that connects to a circuit-switched external network which
gives them acces to external calling. One of the gateways
responsibilites is to convert G.711 Circuit-switched media
(typically a T1 provided by a telco company) to the 7.723
Packet-switched media that will traverse the companies VoIP
network. A device called a gatekeeper will then convert the
IP address (used by H.323 protocol) to a standard telephone
number (E.164 address) that can be used for external
A converged network is a network that passes both Voice and
Data over the same set of devices. Converged networks
generally implement QoS (Quality of service) on all actived
network devices to ensure the VoIP has priority over
standard data because of it's more rigid demands.
The basic principle of Voip is very simple. It's the same
technology you have probably used already to listen to
music over the Internet. Voice sounds are picked up by a
microphone and digitized by the sound card. The sounds are
then converted to a compressed form, compact enough to be
sent in real time over the Internet, using a software
driver called a codec. The term codec is short
for "encoder/decoder". The sounds are encoded at the
sending end, sent over the Internet and then decoded at the
receiving end, where they are played back over the
speakers. The only requirements are a connection between
the two computers of an adequate speed, and matching codecs
at each end.
To be usable, a Voip system also needs a method for
establishing and managing a connection, for example,
calling the other computer, finding out if they accept the
call, and closing the connection when a user hangs up.
Because Voip allows two way communication, and even
conference calls, it's a lot more complicated than simple
audio streaming. How calls are managed is the area in which
Voip systems fundamentally differ, and two Voip users must
be using the same system (or compatible ones) in order to
be able to call each other.
Because most Internet users don't have a permanent Internet
address (IP address, a number like 220.127.116.11 that
uniquely identifies that computer, at that moment), Voip
systems don't generally work by calling another computer
direct although that may be an option for those who do
have a permanent address. Instead, each user of the service
registers with an intermediate server, which maintains a
record of their IP address all the time they are connected.
An example of a Voip application that works this way is
Picophone. The small size of the PicoPhone application file
(about 64Kb, barely larger than Windows Notepad)
demonstrates clearly that the basic principles of Voip are
not complicated to implement.
Another reason for using an intermediate server is that it
eases the problem of getting Voip to work through the
firewalls that everyone uses these days. Many firewalls
block any data from the Internet that is not sent in
response to a specific request. This makes it impossible to
call another computer direct. Because the called computer

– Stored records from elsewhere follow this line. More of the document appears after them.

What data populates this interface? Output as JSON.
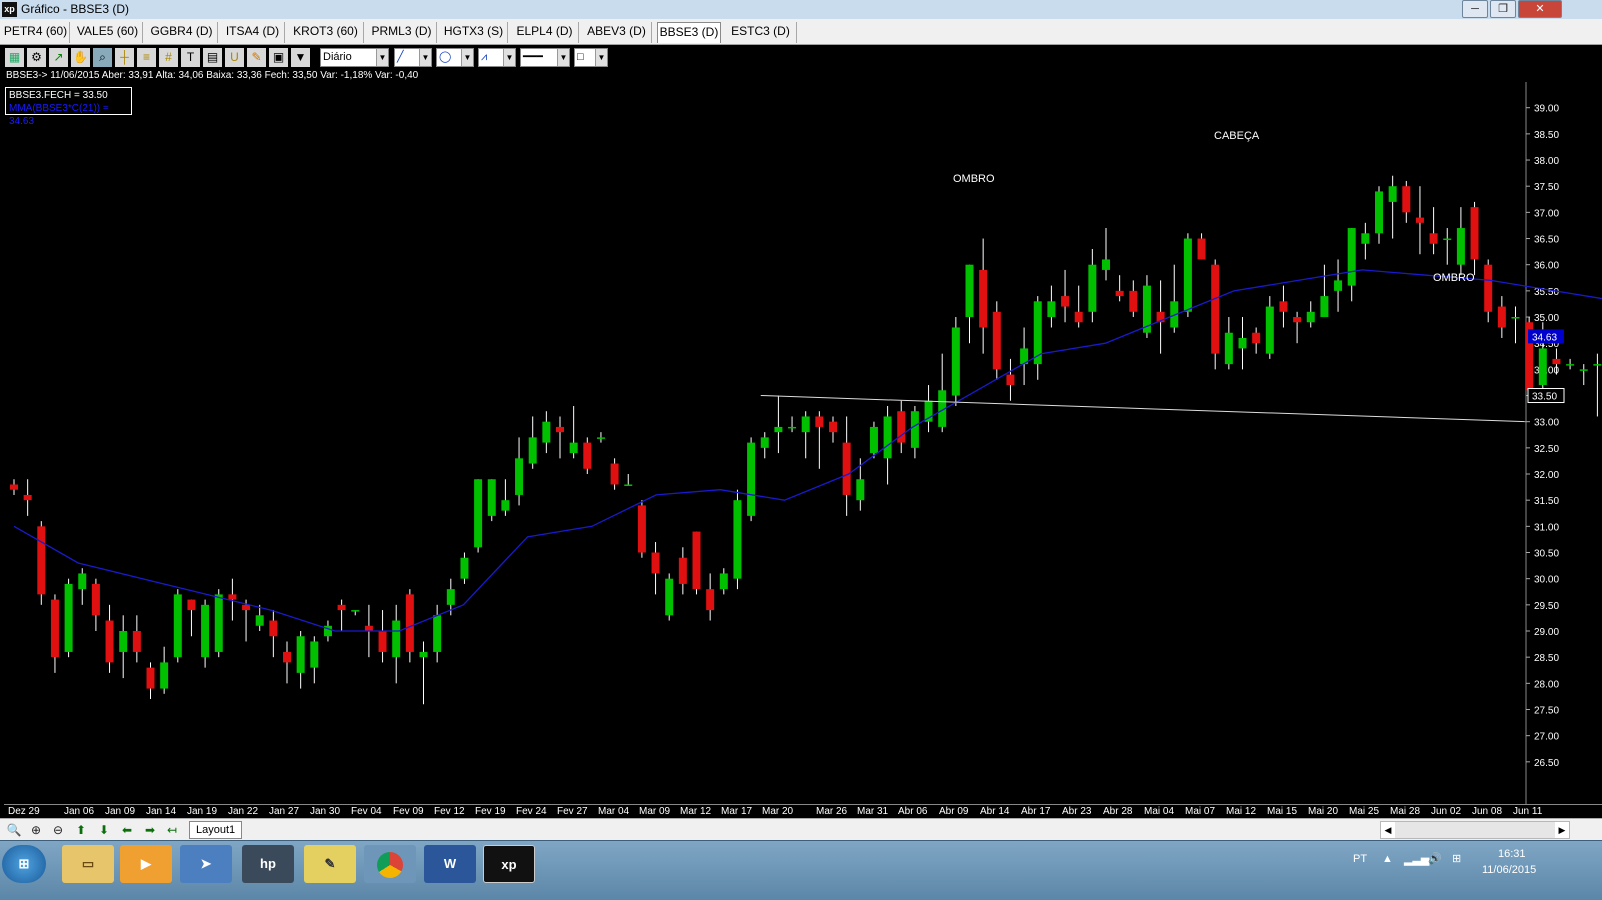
{
  "window": {
    "app_icon": "xp",
    "title": "Gráfico - BBSE3 (D)",
    "controls": [
      "─",
      "❐",
      "✕"
    ]
  },
  "tabs": [
    {
      "label": "PETR4 (60)"
    },
    {
      "label": "VALE5 (60)"
    },
    {
      "label": "GGBR4 (D)"
    },
    {
      "label": "ITSA4 (D)"
    },
    {
      "label": "KROT3 (60)"
    },
    {
      "label": "PRML3 (D)"
    },
    {
      "label": "HGTX3 (S)"
    },
    {
      "label": "ELPL4 (D)"
    },
    {
      "label": "ABEV3 (D)"
    },
    {
      "label": "BBSE3 (D)",
      "active": true
    },
    {
      "label": "ESTC3 (D)"
    }
  ],
  "toolbar": {
    "icons": [
      "chart-icon",
      "gear-icon",
      "arrow-cursor-icon",
      "hand-icon",
      "zoom-area-icon",
      "crosshair-icon",
      "fibonacci-icon",
      "grid-icon",
      "text-icon",
      "calculator-icon",
      "magnet-icon",
      "eraser-icon",
      "clipboard-icon",
      "filter-icon"
    ],
    "period_select": "Diário",
    "line_select": "line-tool-icon",
    "ellipse_select": "ellipse-tool-icon",
    "fan_select": "fan-tool-icon",
    "style_select": "line-style-icon",
    "color_select": "color-icon"
  },
  "info_line": "BBSE3-> 11/06/2015 Aber: 33,91 Alta: 34,06 Baixa: 33,36 Fech: 33,50 Var: -1,18% Var: -0,40",
  "legend": {
    "line1": "BBSE3.FECH = 33.50",
    "line2": "MMA(BBSE3*C(21)) = 34.63",
    "line2_color": "#1a1aff"
  },
  "annotations": [
    {
      "text": "OMBRO"
    },
    {
      "text": "CABEÇA"
    },
    {
      "text": "OMBRO"
    }
  ],
  "colors": {
    "up": "#00c000",
    "down": "#e01010",
    "ma": "#1a1acc",
    "background": "#000000",
    "price_tag": "#0000cc"
  },
  "chart_data": {
    "type": "candlestick",
    "symbol": "BBSE3",
    "period": "Diário",
    "ylim": [
      26.0,
      39.3
    ],
    "y_ticks": [
      "39.00",
      "38.50",
      "38.00",
      "37.50",
      "37.00",
      "36.50",
      "36.00",
      "35.50",
      "35.00",
      "34.50",
      "34.00",
      "33.50",
      "33.00",
      "32.50",
      "32.00",
      "31.50",
      "31.00",
      "30.50",
      "30.00",
      "29.50",
      "29.00",
      "28.50",
      "28.00",
      "27.50",
      "27.00",
      "26.50"
    ],
    "last_price": "33.50",
    "ma_value": "34.63",
    "x_labels": [
      "Dez 29",
      "Jan 06",
      "Jan 09",
      "Jan 14",
      "Jan 19",
      "Jan 22",
      "Jan 27",
      "Jan 30",
      "Fev 04",
      "Fev 09",
      "Fev 12",
      "Fev 19",
      "Fev 24",
      "Fev 27",
      "Mar 04",
      "Mar 09",
      "Mar 12",
      "Mar 17",
      "Mar 20",
      "Mar 26",
      "Mar 31",
      "Abr 06",
      "Abr 09",
      "Abr 14",
      "Abr 17",
      "Abr 23",
      "Abr 28",
      "Mai 04",
      "Mai 07",
      "Mai 12",
      "Mai 15",
      "Mai 20",
      "Mai 25",
      "Mai 28",
      "Jun 02",
      "Jun 08",
      "Jun 11"
    ],
    "candles": [
      [
        31.8,
        31.7,
        31.9,
        31.6
      ],
      [
        31.6,
        31.5,
        31.9,
        31.2
      ],
      [
        31.0,
        29.7,
        31.1,
        29.5
      ],
      [
        29.6,
        28.5,
        29.7,
        28.2
      ],
      [
        28.6,
        29.9,
        30.0,
        28.5
      ],
      [
        29.8,
        30.1,
        30.2,
        29.5
      ],
      [
        29.9,
        29.3,
        30.0,
        29.0
      ],
      [
        29.2,
        28.4,
        29.5,
        28.2
      ],
      [
        28.6,
        29.0,
        29.3,
        28.1
      ],
      [
        29.0,
        28.6,
        29.3,
        28.4
      ],
      [
        28.3,
        27.9,
        28.4,
        27.7
      ],
      [
        27.9,
        28.4,
        28.7,
        27.8
      ],
      [
        28.5,
        29.7,
        29.8,
        28.4
      ],
      [
        29.6,
        29.4,
        29.6,
        28.9
      ],
      [
        28.5,
        29.5,
        29.6,
        28.3
      ],
      [
        28.6,
        29.7,
        29.8,
        28.5
      ],
      [
        29.7,
        29.6,
        30.0,
        29.2
      ],
      [
        29.5,
        29.4,
        29.6,
        28.8
      ],
      [
        29.1,
        29.3,
        29.5,
        29.0
      ],
      [
        29.2,
        28.9,
        29.4,
        28.5
      ],
      [
        28.6,
        28.4,
        28.8,
        28.0
      ],
      [
        28.2,
        28.9,
        29.0,
        27.9
      ],
      [
        28.3,
        28.8,
        28.9,
        28.0
      ],
      [
        28.9,
        29.1,
        29.2,
        28.8
      ],
      [
        29.5,
        29.4,
        29.6,
        29.0
      ],
      [
        29.4,
        29.4,
        29.4,
        29.3
      ],
      [
        29.1,
        29.0,
        29.5,
        28.5
      ],
      [
        29.0,
        28.6,
        29.4,
        28.4
      ],
      [
        28.5,
        29.2,
        29.5,
        28.0
      ],
      [
        29.7,
        28.6,
        29.8,
        28.4
      ],
      [
        28.5,
        28.6,
        28.8,
        27.6
      ],
      [
        28.6,
        29.3,
        29.5,
        28.4
      ],
      [
        29.5,
        29.8,
        30.0,
        29.3
      ],
      [
        30.0,
        30.4,
        30.5,
        29.9
      ],
      [
        30.6,
        31.9,
        31.9,
        30.5
      ],
      [
        31.2,
        31.9,
        31.9,
        31.1
      ],
      [
        31.3,
        31.5,
        31.9,
        31.2
      ],
      [
        31.6,
        32.3,
        32.7,
        31.4
      ],
      [
        32.2,
        32.7,
        33.1,
        32.1
      ],
      [
        32.6,
        33.0,
        33.2,
        32.4
      ],
      [
        32.9,
        32.8,
        33.1,
        32.3
      ],
      [
        32.4,
        32.6,
        33.3,
        32.3
      ],
      [
        32.6,
        32.1,
        32.7,
        32.0
      ],
      [
        32.7,
        32.7,
        32.8,
        32.6
      ],
      [
        32.2,
        31.8,
        32.3,
        31.7
      ],
      [
        31.8,
        31.8,
        32.0,
        31.8
      ],
      [
        31.4,
        30.5,
        31.5,
        30.4
      ],
      [
        30.5,
        30.1,
        30.7,
        29.7
      ],
      [
        29.3,
        30.0,
        30.1,
        29.2
      ],
      [
        30.4,
        29.9,
        30.6,
        29.7
      ],
      [
        30.9,
        29.8,
        30.9,
        29.7
      ],
      [
        29.8,
        29.4,
        30.1,
        29.2
      ],
      [
        29.8,
        30.1,
        30.2,
        29.7
      ],
      [
        30.0,
        31.5,
        31.7,
        29.8
      ],
      [
        31.2,
        32.6,
        32.7,
        31.1
      ],
      [
        32.5,
        32.7,
        32.8,
        32.3
      ],
      [
        32.8,
        32.9,
        33.5,
        32.4
      ],
      [
        32.9,
        32.9,
        33.1,
        32.8
      ],
      [
        32.8,
        33.1,
        33.2,
        32.3
      ],
      [
        33.1,
        32.9,
        33.2,
        32.1
      ],
      [
        33.0,
        32.8,
        33.1,
        32.6
      ],
      [
        32.6,
        31.6,
        33.1,
        31.2
      ],
      [
        31.5,
        31.9,
        32.3,
        31.3
      ],
      [
        32.4,
        32.9,
        33.0,
        32.3
      ],
      [
        32.3,
        33.1,
        33.3,
        31.8
      ],
      [
        33.2,
        32.6,
        33.4,
        32.4
      ],
      [
        32.5,
        33.2,
        33.3,
        32.3
      ],
      [
        33.0,
        33.4,
        33.7,
        32.8
      ],
      [
        32.9,
        33.6,
        34.3,
        32.8
      ],
      [
        33.5,
        34.8,
        35.0,
        33.3
      ],
      [
        35.0,
        36.0,
        36.0,
        34.5
      ],
      [
        35.9,
        34.8,
        36.5,
        34.3
      ],
      [
        35.1,
        34.0,
        35.3,
        33.8
      ],
      [
        33.9,
        33.7,
        34.2,
        33.4
      ],
      [
        34.1,
        34.4,
        34.8,
        33.7
      ],
      [
        34.1,
        35.3,
        35.4,
        33.8
      ],
      [
        35.0,
        35.3,
        35.6,
        34.8
      ],
      [
        35.4,
        35.2,
        35.9,
        34.9
      ],
      [
        35.1,
        34.9,
        35.6,
        34.8
      ],
      [
        35.1,
        36.0,
        36.3,
        34.9
      ],
      [
        35.9,
        36.1,
        36.7,
        35.7
      ],
      [
        35.5,
        35.4,
        35.8,
        35.3
      ],
      [
        35.5,
        35.1,
        35.7,
        35.0
      ],
      [
        34.7,
        35.6,
        35.8,
        34.6
      ],
      [
        35.1,
        34.9,
        35.7,
        34.3
      ],
      [
        34.8,
        35.3,
        36.0,
        34.7
      ],
      [
        35.1,
        36.5,
        36.6,
        35.0
      ],
      [
        36.5,
        36.1,
        36.6,
        36.1
      ],
      [
        36.0,
        34.3,
        36.1,
        34.0
      ],
      [
        34.1,
        34.7,
        35.0,
        34.0
      ],
      [
        34.4,
        34.6,
        35.0,
        34.0
      ],
      [
        34.7,
        34.5,
        34.8,
        34.3
      ],
      [
        34.3,
        35.2,
        35.4,
        34.2
      ],
      [
        35.3,
        35.1,
        35.6,
        34.8
      ],
      [
        35.0,
        34.9,
        35.1,
        34.5
      ],
      [
        34.9,
        35.1,
        35.3,
        34.8
      ],
      [
        35.0,
        35.4,
        36.0,
        35.0
      ],
      [
        35.5,
        35.7,
        36.1,
        35.1
      ],
      [
        35.6,
        36.7,
        36.7,
        35.3
      ],
      [
        36.4,
        36.6,
        36.8,
        36.1
      ],
      [
        36.6,
        37.4,
        37.5,
        36.4
      ],
      [
        37.2,
        37.5,
        37.7,
        36.5
      ],
      [
        37.5,
        37.0,
        37.6,
        36.8
      ],
      [
        36.9,
        36.8,
        37.5,
        36.2
      ],
      [
        36.6,
        36.4,
        37.1,
        36.2
      ],
      [
        36.5,
        36.5,
        36.7,
        36.0
      ],
      [
        36.0,
        36.7,
        37.1,
        35.8
      ],
      [
        37.1,
        36.1,
        37.2,
        35.8
      ],
      [
        36.0,
        35.1,
        36.1,
        34.9
      ],
      [
        35.2,
        34.8,
        35.4,
        34.6
      ],
      [
        35.0,
        35.0,
        35.2,
        34.5
      ],
      [
        34.9,
        33.6,
        35.0,
        33.5
      ],
      [
        33.7,
        34.4,
        34.9,
        33.6
      ],
      [
        34.2,
        34.1,
        34.4,
        33.9
      ],
      [
        34.1,
        34.1,
        34.2,
        34.0
      ],
      [
        34.0,
        34.0,
        34.1,
        33.7
      ],
      [
        34.1,
        34.1,
        34.3,
        33.1
      ],
      [
        34.0,
        33.4,
        34.1,
        33.2
      ],
      [
        33.4,
        33.2,
        33.6,
        33.1
      ],
      [
        33.4,
        33.6,
        33.7,
        33.1
      ],
      [
        33.7,
        34.8,
        35.0,
        33.6
      ],
      [
        34.7,
        34.6,
        35.1,
        34.2
      ],
      [
        34.5,
        34.0,
        34.6,
        34.0
      ],
      [
        34.0,
        34.0,
        34.4,
        33.9
      ],
      [
        34.1,
        34.7,
        34.8,
        33.9
      ],
      [
        34.5,
        33.7,
        34.6,
        33.6
      ],
      [
        34.0,
        34.1,
        34.1,
        32.9
      ],
      [
        33.9,
        33.5,
        34.1,
        33.4
      ]
    ],
    "ma21": [
      [
        31.0,
        31.5
      ],
      [
        30.3,
        30.6
      ],
      [
        30.0,
        29.9
      ],
      [
        29.7,
        29.7
      ],
      [
        29.4,
        29.35
      ],
      [
        29.0,
        29.05
      ],
      [
        29.0,
        29.05
      ],
      [
        29.5,
        29.35
      ],
      [
        30.8,
        30.5
      ],
      [
        31.0,
        30.95
      ],
      [
        31.6,
        31.55
      ],
      [
        31.7,
        31.65
      ],
      [
        31.5,
        31.6
      ],
      [
        32.0,
        31.9
      ],
      [
        32.9,
        32.7
      ],
      [
        33.6,
        33.2
      ],
      [
        34.3,
        34.0
      ],
      [
        34.5,
        34.4
      ],
      [
        35.0,
        34.85
      ],
      [
        35.5,
        35.25
      ],
      [
        35.7,
        35.65
      ],
      [
        35.9,
        35.8
      ],
      [
        35.8,
        35.9
      ],
      [
        35.7,
        35.8
      ],
      [
        35.5,
        35.45
      ],
      [
        35.3,
        35.35
      ],
      [
        34.9,
        35.0
      ],
      [
        34.63,
        34.63
      ]
    ],
    "neckline": [
      [
        33.5,
        33.52
      ],
      [
        32.99,
        33.0
      ]
    ]
  },
  "date_ticks": [
    {
      "label": "Dez 29"
    },
    {
      "label": "Jan 06"
    },
    {
      "label": "Jan 09"
    },
    {
      "label": "Jan 14"
    },
    {
      "label": "Jan 19"
    },
    {
      "label": "Jan 22"
    },
    {
      "label": "Jan 27"
    },
    {
      "label": "Jan 30"
    },
    {
      "label": "Fev 04"
    },
    {
      "label": "Fev 09"
    },
    {
      "label": "Fev 12"
    },
    {
      "label": "Fev 19"
    },
    {
      "label": "Fev 24"
    },
    {
      "label": "Fev 27"
    },
    {
      "label": "Mar 04"
    },
    {
      "label": "Mar 09"
    },
    {
      "label": "Mar 12"
    },
    {
      "label": "Mar 17"
    },
    {
      "label": "Mar 20"
    },
    {
      "label": "Mar 26"
    },
    {
      "label": "Mar 31"
    },
    {
      "label": "Abr 06"
    },
    {
      "label": "Abr 09"
    },
    {
      "label": "Abr 14"
    },
    {
      "label": "Abr 17"
    },
    {
      "label": "Abr 23"
    },
    {
      "label": "Abr 28"
    },
    {
      "label": "Mai 04"
    },
    {
      "label": "Mai 07"
    },
    {
      "label": "Mai 12"
    },
    {
      "label": "Mai 15"
    },
    {
      "label": "Mai 20"
    },
    {
      "label": "Mai 25"
    },
    {
      "label": "Mai 28"
    },
    {
      "label": "Jun 02"
    },
    {
      "label": "Jun 08"
    },
    {
      "label": "Jun 11"
    }
  ],
  "bottom_toolbar": {
    "icons": [
      "zoom-icon",
      "zoom-in-icon",
      "zoom-out-icon",
      "arrow-up-icon",
      "arrow-down-icon",
      "arrow-left-icon",
      "arrow-right-icon",
      "arrow-start-icon"
    ],
    "layout_tab": "Layout1"
  },
  "taskbar": {
    "apps": [
      "start-orb-icon",
      "explorer-icon",
      "media-player-icon",
      "network-app-icon",
      "hp-icon",
      "notes-icon",
      "chrome-icon",
      "word-icon",
      "xp-icon"
    ],
    "word_label": "W",
    "xp_label": "xp",
    "hp_label": "hp",
    "language": "PT",
    "time": "16:31",
    "date": "11/06/2015"
  }
}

did not request any data from the caller, the call request
would be blocked. By establishing a connection with a
server, the Voip software opens a channel of communication
through which other computers can call it. Communication
may continue using the server, or information may be passed
via the server that allows the two computers to open a
direct connection between them and continue using that.
A codec (Coder/Decoder) converts analog signals to a
digital bitstream, and another identical codec at the far
end of the communication converts the digital bitstream
back into an analog signal.
In the VoIP world, codec's are used to encode voice for
transmission across IP networks.
Codec's for VoIP use are also referred to as vocoders,
for "voice encoders".
Codecs generally provide a compression capability to save
network bandwidth. Some codecs also support silence
suppression, where silence is not encoded or transmitted.
URL stands for : Uniform Resource Locator.
To access information over internet using web browser URL
is used as a address to access particular web site.
URL is the convertion of IP to human understandable form.
Users give the name of website in the browser which is
later on converted to IP address by DNS server. And the
request page is send to users browser.
Press and release the mute button , than press the
following number on dialpad 8378# ( TEST ) , This start